Tue, 23 Sep 2008 10:28:00 +0000
IT IS true that most of the problems in Africa have been caused by colonisation. It is true that Africans have been a downtrodden lot and have suffered years of brutality and colonisation from the West. It is true that we have never had time to recover from the mental and physical effects of colonization. It is true that we are still a people who are trying to find their true place in history. It is also true that the West continues to dominate us and dictate how we do things in our own countries.
Those of us who have lived in the West and seen how the west has benefited from years of enslaving the African people will tell you a different story. Europe development has meant the under-development of Africa. The cheap labour that built the West was taken from Africa and Africa has never fully recovered.
Where Europe took thousands of years to develop, Africa is expected to take 50 years, half a century. Some of the most brutal, primitive governments were seen in Europe, the mass murders, the greatest dictatorships of Hitler, Mussolini, and Stalin – to name just a few. The killings of innocent civilians, the ruthless legal systems and political systems on planet earth are recorded in what we call the West today.
Yet Africa is held as the example of dictatorships – dictatorships that were supported and necessitated by some Western governments.
Africans who were not allowed to work in Government or in high positions are now expected to perform miracles in institutions they were never allowed to participate in the first place.
We were taught to hate ourselves and hate everything African including our customs and our cultures and we are now expected to heal from the effects of that ‘teaching’ and mis-education in less than 50 years.
I heard Zimbabwe’s new Speaker of Parliament, Lovemore Moyo, say to Gordon Brown at the Labour party’s conference: “You spoke for us. We thank you for that.” He also thanked the unpopular, appointed British PM for his “personal commitment” to Zimbabwe.
“There can be no finer example of what Britain can do in the world than your support for democracy and human rights in Zimbabwe,” he was quoted as saying.
“It is not easy to fight a dictatorship through democratic means. I dare to hope we have prevailed. Zimbabwe's struggle for freedom has been the story of my life,” he continued.
Ironically, Nelson Chamisa, MDC-T spokesman issued a statement yesterday saying state media is being divisive and creating confusion during the time when an all inclusive government is being formed. How hypocritical for him to say this when the Speaker of Parliament, who clearly does not understand his role, is out there ‘speaking’ against the spirit of the unity accord. His impartiality has been compromised and his role in parliament undermined by this statement. He has been used as a divisive element by the British once again. The divide-and-rule tactics, characteristic of the British, are still very much alive and dividing our people!

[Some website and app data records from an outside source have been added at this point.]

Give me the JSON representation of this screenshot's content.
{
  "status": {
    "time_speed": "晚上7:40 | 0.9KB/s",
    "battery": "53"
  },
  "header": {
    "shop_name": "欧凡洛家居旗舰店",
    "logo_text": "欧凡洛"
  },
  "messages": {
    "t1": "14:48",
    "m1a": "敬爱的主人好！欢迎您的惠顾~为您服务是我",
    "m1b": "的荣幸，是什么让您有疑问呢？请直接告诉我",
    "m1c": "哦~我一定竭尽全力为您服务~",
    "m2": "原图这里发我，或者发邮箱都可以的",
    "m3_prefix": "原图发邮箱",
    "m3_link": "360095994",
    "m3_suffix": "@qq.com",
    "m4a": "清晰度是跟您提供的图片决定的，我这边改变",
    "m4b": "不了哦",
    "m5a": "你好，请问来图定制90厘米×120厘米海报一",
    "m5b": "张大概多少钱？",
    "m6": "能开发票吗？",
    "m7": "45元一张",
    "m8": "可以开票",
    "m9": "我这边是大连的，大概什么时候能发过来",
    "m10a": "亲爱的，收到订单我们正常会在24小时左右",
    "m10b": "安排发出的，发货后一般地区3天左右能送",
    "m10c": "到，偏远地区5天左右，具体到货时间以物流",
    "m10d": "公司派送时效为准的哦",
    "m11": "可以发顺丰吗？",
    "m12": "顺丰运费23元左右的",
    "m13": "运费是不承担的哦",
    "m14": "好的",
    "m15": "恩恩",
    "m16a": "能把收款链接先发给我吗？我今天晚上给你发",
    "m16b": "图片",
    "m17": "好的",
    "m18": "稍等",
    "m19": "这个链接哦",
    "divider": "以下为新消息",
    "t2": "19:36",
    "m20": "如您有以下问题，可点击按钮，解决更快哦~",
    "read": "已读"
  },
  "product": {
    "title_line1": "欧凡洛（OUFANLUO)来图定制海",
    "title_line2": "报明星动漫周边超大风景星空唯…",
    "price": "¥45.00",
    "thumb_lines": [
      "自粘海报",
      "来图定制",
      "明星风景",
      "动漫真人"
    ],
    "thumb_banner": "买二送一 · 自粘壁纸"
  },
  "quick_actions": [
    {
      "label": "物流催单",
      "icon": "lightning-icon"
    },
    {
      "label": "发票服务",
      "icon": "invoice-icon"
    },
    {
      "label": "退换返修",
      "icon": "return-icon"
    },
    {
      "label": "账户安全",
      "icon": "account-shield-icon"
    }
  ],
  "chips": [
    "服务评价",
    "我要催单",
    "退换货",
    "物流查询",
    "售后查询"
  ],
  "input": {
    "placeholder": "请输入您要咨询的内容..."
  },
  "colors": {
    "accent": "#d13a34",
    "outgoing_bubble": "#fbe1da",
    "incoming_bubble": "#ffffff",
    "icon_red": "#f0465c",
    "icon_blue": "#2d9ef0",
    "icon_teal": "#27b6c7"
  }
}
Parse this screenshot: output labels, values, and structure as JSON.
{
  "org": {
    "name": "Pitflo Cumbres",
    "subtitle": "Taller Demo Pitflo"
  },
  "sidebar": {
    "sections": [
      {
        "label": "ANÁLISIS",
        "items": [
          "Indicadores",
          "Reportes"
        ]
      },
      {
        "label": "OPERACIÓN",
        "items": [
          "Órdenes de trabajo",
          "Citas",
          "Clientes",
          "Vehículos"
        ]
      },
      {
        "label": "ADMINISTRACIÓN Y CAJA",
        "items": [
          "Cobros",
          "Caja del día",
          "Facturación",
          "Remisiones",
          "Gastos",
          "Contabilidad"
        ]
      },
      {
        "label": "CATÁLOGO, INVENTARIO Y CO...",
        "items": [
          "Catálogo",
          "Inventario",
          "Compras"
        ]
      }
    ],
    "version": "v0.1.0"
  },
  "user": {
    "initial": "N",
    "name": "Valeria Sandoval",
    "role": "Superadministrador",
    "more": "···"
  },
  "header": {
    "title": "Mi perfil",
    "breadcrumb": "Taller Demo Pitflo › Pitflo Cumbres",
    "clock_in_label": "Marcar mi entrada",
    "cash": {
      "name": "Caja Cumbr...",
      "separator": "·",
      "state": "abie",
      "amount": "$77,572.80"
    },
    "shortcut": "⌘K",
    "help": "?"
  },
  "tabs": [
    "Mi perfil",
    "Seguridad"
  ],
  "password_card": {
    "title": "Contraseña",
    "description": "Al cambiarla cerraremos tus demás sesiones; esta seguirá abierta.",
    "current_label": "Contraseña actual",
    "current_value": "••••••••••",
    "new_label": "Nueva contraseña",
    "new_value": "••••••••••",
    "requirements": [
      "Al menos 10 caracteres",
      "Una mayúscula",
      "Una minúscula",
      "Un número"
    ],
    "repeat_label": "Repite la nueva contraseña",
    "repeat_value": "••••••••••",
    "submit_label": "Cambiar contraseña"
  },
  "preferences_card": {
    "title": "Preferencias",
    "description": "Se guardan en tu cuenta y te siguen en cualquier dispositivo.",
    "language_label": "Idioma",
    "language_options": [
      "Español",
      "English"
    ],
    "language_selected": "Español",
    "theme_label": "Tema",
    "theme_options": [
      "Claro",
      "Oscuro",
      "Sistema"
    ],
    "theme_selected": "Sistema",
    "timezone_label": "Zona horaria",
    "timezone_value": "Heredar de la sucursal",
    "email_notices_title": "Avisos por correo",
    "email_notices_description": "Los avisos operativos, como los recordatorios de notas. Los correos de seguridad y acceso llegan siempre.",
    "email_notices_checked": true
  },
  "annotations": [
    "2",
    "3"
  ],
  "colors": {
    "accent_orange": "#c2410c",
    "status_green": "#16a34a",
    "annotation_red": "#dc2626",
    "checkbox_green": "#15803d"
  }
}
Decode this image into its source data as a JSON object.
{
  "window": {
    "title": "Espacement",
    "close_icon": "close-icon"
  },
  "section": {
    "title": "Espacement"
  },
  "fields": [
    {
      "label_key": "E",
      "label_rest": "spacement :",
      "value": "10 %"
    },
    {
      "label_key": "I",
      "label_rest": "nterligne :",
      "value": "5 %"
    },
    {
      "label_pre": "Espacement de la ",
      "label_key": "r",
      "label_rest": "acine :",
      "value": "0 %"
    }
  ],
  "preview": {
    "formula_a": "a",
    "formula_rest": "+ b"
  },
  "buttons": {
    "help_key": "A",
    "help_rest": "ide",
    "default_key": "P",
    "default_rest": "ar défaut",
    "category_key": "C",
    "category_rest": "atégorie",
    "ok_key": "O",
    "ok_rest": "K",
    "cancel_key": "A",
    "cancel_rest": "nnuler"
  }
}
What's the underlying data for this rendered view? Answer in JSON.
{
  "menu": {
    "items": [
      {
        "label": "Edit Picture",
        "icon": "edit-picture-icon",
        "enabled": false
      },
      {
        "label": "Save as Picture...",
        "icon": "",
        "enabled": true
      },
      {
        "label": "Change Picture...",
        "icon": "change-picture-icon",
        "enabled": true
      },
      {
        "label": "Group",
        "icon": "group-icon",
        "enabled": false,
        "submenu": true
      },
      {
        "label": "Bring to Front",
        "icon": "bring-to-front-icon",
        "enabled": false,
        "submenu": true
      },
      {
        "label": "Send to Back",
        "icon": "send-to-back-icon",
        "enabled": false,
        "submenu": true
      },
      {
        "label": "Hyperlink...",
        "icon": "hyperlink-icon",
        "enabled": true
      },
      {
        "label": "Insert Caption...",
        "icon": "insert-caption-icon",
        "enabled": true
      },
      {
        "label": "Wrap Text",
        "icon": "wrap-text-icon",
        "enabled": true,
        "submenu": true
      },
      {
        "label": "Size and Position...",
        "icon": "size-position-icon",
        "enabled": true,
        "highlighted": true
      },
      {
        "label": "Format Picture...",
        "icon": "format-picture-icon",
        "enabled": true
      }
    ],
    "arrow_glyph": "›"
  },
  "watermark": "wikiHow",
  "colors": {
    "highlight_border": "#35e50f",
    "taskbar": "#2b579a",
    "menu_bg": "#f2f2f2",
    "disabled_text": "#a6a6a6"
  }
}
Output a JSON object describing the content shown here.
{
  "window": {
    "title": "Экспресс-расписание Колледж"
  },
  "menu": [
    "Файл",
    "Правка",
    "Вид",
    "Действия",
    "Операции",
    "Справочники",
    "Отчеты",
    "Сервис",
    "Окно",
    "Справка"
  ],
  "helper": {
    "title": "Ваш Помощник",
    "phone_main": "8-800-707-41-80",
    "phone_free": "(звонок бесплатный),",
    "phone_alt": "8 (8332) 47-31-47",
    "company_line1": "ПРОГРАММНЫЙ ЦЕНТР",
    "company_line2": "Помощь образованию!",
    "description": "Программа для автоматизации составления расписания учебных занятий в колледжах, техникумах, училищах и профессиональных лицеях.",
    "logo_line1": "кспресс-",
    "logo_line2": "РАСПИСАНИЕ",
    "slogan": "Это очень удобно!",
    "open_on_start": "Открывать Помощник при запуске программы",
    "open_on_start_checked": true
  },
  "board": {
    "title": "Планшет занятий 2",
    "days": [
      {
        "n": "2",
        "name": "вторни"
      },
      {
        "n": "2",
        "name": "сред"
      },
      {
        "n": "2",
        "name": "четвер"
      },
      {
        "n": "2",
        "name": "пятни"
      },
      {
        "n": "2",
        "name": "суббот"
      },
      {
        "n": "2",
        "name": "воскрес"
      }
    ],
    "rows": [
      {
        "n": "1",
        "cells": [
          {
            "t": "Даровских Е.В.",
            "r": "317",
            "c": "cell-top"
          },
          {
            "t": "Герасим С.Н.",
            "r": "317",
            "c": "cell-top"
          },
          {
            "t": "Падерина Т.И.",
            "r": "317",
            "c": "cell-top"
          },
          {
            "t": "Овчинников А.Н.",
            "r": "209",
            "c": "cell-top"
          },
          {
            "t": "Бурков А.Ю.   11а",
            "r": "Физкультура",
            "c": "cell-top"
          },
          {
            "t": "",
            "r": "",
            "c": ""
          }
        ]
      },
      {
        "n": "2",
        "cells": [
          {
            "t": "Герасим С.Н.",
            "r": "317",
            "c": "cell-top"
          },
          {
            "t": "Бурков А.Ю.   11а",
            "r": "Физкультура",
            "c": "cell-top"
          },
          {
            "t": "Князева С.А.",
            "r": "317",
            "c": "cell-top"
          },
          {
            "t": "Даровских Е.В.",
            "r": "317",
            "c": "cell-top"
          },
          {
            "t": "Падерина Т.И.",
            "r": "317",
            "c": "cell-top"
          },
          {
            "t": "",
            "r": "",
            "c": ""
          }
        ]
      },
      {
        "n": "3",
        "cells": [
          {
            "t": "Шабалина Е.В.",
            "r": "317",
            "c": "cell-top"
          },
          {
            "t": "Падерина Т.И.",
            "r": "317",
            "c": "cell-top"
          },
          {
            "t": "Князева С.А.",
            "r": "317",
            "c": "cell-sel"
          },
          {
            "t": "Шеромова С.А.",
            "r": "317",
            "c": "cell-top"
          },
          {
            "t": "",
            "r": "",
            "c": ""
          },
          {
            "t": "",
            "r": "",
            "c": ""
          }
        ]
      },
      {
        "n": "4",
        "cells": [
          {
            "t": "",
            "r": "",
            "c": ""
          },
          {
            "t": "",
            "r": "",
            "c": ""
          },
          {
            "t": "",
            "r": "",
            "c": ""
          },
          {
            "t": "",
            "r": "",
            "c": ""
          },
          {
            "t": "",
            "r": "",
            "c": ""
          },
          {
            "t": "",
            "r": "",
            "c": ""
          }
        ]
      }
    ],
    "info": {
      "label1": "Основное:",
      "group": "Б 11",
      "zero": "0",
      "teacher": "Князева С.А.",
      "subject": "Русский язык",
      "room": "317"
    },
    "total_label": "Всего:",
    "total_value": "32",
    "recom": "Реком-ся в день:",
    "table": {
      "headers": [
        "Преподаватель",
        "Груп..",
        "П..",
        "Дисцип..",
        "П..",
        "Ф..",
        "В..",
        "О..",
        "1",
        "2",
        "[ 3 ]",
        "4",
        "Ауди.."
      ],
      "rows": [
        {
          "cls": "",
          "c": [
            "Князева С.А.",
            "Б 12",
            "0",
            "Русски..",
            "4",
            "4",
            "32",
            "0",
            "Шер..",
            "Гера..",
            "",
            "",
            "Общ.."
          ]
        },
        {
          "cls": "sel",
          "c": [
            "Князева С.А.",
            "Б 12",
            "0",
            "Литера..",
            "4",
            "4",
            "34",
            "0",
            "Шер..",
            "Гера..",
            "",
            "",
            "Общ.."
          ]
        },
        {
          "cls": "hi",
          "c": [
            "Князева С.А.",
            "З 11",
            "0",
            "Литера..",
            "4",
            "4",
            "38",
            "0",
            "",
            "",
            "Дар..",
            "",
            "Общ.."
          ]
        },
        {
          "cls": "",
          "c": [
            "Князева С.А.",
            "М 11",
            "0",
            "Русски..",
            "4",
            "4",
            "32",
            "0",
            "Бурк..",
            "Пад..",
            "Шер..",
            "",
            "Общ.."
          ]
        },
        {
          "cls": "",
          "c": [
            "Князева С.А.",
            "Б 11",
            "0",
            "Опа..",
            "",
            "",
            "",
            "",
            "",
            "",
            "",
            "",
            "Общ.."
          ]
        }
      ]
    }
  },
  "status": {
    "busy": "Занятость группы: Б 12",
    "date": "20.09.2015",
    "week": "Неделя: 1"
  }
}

The Speaker needs some cleansing! He needs to be schooled on the history of the country that he comes from. He needs some serious re-orientation to understand the role of the Brits in Zimbabwe, and the role of the Labour government in the crisis that we face today. He needs to realize that the Labour Party has been at the forefront of reneging on deals made at Lancaster House in 1978-9 under the Conservatives and have been instrumental for the suffering of the people that we experience today.
To hear a Speaker of Parliament, our Parliament, our august body, thank the British for the role they played in the last 15 years in Zimbabwe is not only ridiculous, but ill-advised and the Speaker needs some re-orientation and a history lesson on the struggles of the Zimbabwean people.
Yesterday I felt embarrassed to be Zimbabwean.
Labels: JONATHAN MOYO